Exercise details
Could you return all of the entries below exactly, minus the pictures?

────────

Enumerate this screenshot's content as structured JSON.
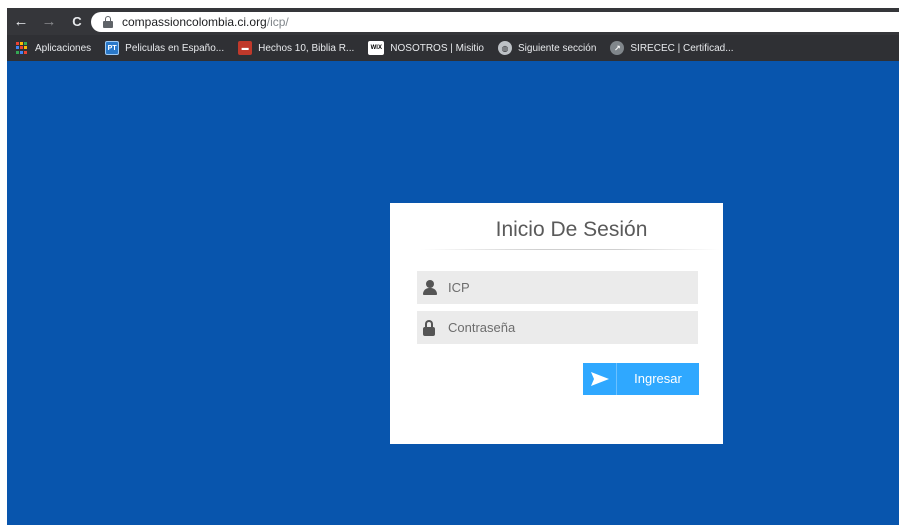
{
  "browser": {
    "url_host": "compassioncolombia.ci.org",
    "url_path": "/icp/",
    "nav": {
      "back_glyph": "←",
      "forward_glyph": "→",
      "reload_glyph": "C"
    }
  },
  "bookmarks": [
    {
      "label": "Aplicaciones",
      "icon": "apps-grid-icon"
    },
    {
      "label": "Peliculas en Españo...",
      "icon": "pt-icon",
      "icon_text": "PT"
    },
    {
      "label": "Hechos 10, Biblia R...",
      "icon": "book-icon",
      "icon_text": "▬"
    },
    {
      "label": "NOSOTROS | Misitio",
      "icon": "wix-icon",
      "icon_text": "WIX"
    },
    {
      "label": "Siguiente sección",
      "icon": "globe-icon",
      "icon_text": "◍"
    },
    {
      "label": "SIRECEC | Certificad...",
      "icon": "compass-icon",
      "icon_text": "↗"
    }
  ],
  "login": {
    "title": "Inicio De Sesión",
    "user_placeholder": "ICP",
    "user_value": "",
    "password_placeholder": "Contraseña",
    "password_value": "",
    "submit_label": "Ingresar"
  },
  "colors": {
    "page_background": "#0855ad",
    "button": "#2fa8ff",
    "field_background": "#ebebeb",
    "apps_icon": [
      "#ea4335",
      "#fbbc04",
      "#34a853",
      "#4285f4"
    ]
  }
}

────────

Written solution
Enumerate this screenshot's content as structured JSON.
{
  "browser": {
    "url_host": "compassioncolombia.ci.org",
    "url_path": "/icp/",
    "nav": {
      "back_glyph": "←",
      "forward_glyph": "→",
      "reload_glyph": "C"
    }
  },
  "bookmarks": [
    {
      "label": "Aplicaciones",
      "icon": "apps-grid-icon"
    },
    {
      "label": "Peliculas en Españo...",
      "icon": "pt-icon",
      "icon_text": "PT"
    },
    {
      "label": "Hechos 10, Biblia R...",
      "icon": "book-icon",
      "icon_text": "▬"
    },
    {
      "label": "NOSOTROS | Misitio",
      "icon": "wix-icon",
      "icon_text": "WIX"
    },
    {
      "label": "Siguiente sección",
      "icon": "globe-icon",
      "icon_text": "◍"
    },
    {
      "label": "SIRECEC | Certificad...",
      "icon": "compass-icon",
      "icon_text": "↗"
    }
  ],
  "login": {
    "title": "Inicio De Sesión",
    "user_placeholder": "ICP",
    "user_value": "",
    "password_placeholder": "Contraseña",
    "password_value": "",
    "submit_label": "Ingresar"
  },
  "colors": {
    "page_background": "#0855ad",
    "button": "#2fa8ff",
    "field_background": "#ebebeb",
    "apps_icon": [
      "#ea4335",
      "#fbbc04",
      "#34a853",
      "#4285f4"
    ]
  }
}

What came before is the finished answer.